by Annie Watts, Dolly Watts

Dolly and Annie Watts – mother and daughter, respectively – are descended from chiefs of B.C.’s Gitk’san First Nation. From 1995 until earlier this year, they ran one of only two restaurants of its kind in Canada. Called Liliget, which means “where people feast” in Gitxsan-imaax, the Vancouver restaurant was designed by renowned architect Arthur Erickson to invoke a traditional West Coast longhouse, with cedar-plank tables, loose pebble-stone flooring, and First Nations artwork. Liliget served exclusively native dishes and was enormously successful. It closed with Dolly’s retirement this year.

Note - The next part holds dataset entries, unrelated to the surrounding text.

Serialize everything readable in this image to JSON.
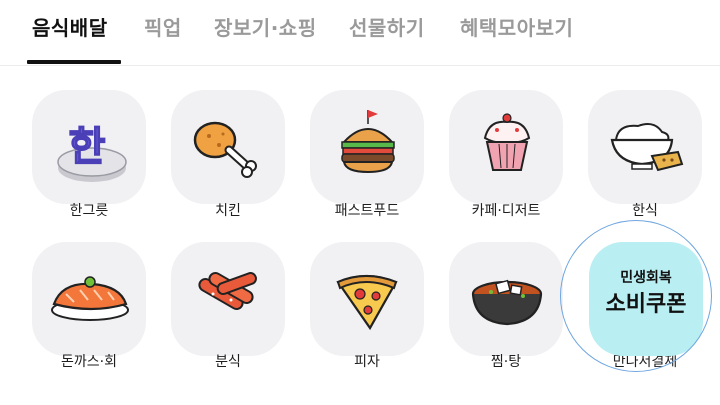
{
  "tabs": [
    {
      "label": "음식배달",
      "active": true
    },
    {
      "label": "픽업",
      "active": false
    },
    {
      "label": "장보기·쇼핑",
      "active": false
    },
    {
      "label": "선물하기",
      "active": false
    },
    {
      "label": "혜택모아보기",
      "active": false
    }
  ],
  "categories": [
    {
      "label": "한그릇",
      "icon": "hangeureut-icon"
    },
    {
      "label": "치킨",
      "icon": "chicken-drumstick-icon"
    },
    {
      "label": "패스트푸드",
      "icon": "burger-icon"
    },
    {
      "label": "카페·디저트",
      "icon": "cupcake-icon"
    },
    {
      "label": "한식",
      "icon": "rice-bowl-icon"
    },
    {
      "label": "돈까스·회",
      "icon": "salmon-sushi-icon"
    },
    {
      "label": "분식",
      "icon": "tteokbokki-icon"
    },
    {
      "label": "피자",
      "icon": "pizza-slice-icon"
    },
    {
      "label": "찜·탕",
      "icon": "stew-pot-icon"
    },
    {
      "label": "만나서결제",
      "icon": "coupon-icon"
    }
  ],
  "coupon": {
    "line1": "민생회복",
    "line2": "소비쿠폰"
  },
  "han_char": "한",
  "colors": {
    "active_tab": "#111111",
    "inactive_tab": "#9a9a9a",
    "tile_bg": "#f1f1f3",
    "coupon_bg": "#b9eef2",
    "circle_annotation": "#6fa6e0"
  }
}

Where People Feast collects 150 native recipes from the Pacific Northwest, as served at Liliget. The book is divided into predictable sections, such as Wild Game, Seafood, Soups & Stocks, Beverages, and Smoked Foods & Preserves. The recipes include such curiosities and delicacies as Alder-Grilled Marinated Elk, Venison Pâté, Stir-Fry Herring Spawn on Kelp, Wild Rice Pancakes, Bannock, Pine Needle Tea, Sopalali Mousse, and Pemmican Balls.

Anthropologists from Claude Lévi-Strauss to contemporary scholars such as Janet Theophano (whose book Eat My Words used household cookbooks to present a history of women’s domestic lives) have taught us that collected recipes can be a repository of culture, providing information on how people behaved and interacted, what they thought and believed, how they lived and died. But this information has to be contextualized and interpreted, and that’s where this book falls short. Two brief essays inform us about Gitk’san traditions surrounding smoking and preserving methods, but aside from a sentimental narrative about berry picking, and a smattering of additional factoids spread thinly across the book’s introduction and the recipes themselves, there is disappointingly little historical or cultural understanding offered for this food.

Furthermore, the book barely mentions Liliget itself. Skip the introduction and you might never know the Wattses ran a restaurant. While its recipes are excellent, Where People Feast misses the opportunity to be much more than just a recipe collection.